EXERCISE:
If a line in the records below contains "name", copy that line.

DATASET EXTRACT:
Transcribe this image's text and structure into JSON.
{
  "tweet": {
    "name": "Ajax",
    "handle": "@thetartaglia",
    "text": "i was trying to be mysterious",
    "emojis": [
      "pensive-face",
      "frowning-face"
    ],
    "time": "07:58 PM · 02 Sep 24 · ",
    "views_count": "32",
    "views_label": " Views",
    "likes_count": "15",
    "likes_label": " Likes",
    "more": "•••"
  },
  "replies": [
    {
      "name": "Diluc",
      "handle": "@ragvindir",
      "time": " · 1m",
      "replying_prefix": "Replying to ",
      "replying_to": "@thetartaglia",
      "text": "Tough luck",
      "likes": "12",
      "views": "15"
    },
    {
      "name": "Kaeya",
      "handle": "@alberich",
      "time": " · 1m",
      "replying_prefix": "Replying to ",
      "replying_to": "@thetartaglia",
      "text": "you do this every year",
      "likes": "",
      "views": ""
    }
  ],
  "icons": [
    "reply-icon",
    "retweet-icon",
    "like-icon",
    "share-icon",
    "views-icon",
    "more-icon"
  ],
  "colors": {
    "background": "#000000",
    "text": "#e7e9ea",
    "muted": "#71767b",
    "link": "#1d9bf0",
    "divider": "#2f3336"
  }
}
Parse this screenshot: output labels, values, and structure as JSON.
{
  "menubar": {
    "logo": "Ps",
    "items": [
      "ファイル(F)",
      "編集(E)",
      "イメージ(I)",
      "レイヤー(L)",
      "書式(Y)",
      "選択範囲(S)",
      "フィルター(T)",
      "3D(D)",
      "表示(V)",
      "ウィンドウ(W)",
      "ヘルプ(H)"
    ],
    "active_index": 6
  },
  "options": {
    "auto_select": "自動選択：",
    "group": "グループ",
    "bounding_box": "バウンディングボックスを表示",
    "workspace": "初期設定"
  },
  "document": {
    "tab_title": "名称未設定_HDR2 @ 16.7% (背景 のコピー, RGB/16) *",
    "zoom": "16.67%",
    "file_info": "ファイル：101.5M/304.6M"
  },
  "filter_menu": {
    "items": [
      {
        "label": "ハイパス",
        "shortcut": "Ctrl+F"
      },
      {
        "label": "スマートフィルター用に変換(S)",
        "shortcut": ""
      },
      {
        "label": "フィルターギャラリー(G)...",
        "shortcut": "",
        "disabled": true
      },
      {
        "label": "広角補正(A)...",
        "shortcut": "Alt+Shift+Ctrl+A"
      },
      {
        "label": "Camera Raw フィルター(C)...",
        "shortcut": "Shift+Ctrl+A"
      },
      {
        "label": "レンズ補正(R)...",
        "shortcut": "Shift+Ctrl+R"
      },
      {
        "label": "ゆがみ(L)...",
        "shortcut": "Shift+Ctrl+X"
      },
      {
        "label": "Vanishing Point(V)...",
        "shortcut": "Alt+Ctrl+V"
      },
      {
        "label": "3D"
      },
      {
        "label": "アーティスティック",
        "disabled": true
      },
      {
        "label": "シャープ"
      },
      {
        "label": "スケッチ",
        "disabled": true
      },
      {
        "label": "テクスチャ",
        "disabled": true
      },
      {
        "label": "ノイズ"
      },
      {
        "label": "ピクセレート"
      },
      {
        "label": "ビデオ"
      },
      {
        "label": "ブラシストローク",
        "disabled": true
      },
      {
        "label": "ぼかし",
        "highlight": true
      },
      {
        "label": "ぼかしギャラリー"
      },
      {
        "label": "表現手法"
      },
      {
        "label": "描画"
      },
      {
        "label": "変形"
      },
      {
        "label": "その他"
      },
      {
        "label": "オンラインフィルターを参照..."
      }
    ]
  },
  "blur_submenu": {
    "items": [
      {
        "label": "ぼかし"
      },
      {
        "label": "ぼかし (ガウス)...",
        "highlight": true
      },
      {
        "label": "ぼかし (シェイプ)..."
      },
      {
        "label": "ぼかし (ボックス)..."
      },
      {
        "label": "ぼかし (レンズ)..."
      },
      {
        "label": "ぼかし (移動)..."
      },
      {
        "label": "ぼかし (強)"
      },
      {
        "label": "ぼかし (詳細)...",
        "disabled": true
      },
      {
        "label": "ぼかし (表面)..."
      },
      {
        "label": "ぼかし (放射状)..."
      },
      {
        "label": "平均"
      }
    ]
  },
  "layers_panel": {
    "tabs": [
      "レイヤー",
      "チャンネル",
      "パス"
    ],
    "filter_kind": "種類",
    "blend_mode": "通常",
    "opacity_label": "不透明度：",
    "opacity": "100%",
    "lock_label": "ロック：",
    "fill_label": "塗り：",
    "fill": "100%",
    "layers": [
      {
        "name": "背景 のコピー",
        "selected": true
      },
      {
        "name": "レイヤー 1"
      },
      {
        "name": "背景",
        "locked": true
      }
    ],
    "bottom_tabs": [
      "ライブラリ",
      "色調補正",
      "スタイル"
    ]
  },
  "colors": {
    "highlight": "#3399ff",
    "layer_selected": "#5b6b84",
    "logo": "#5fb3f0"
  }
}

ANSWER SPACE:
    "name": "Ajax",
      "name": "Diluc",
      "name": "Kaeya",
        "name": "背景 のコピー",
        "name": "レイヤー 1"
        "name": "背景",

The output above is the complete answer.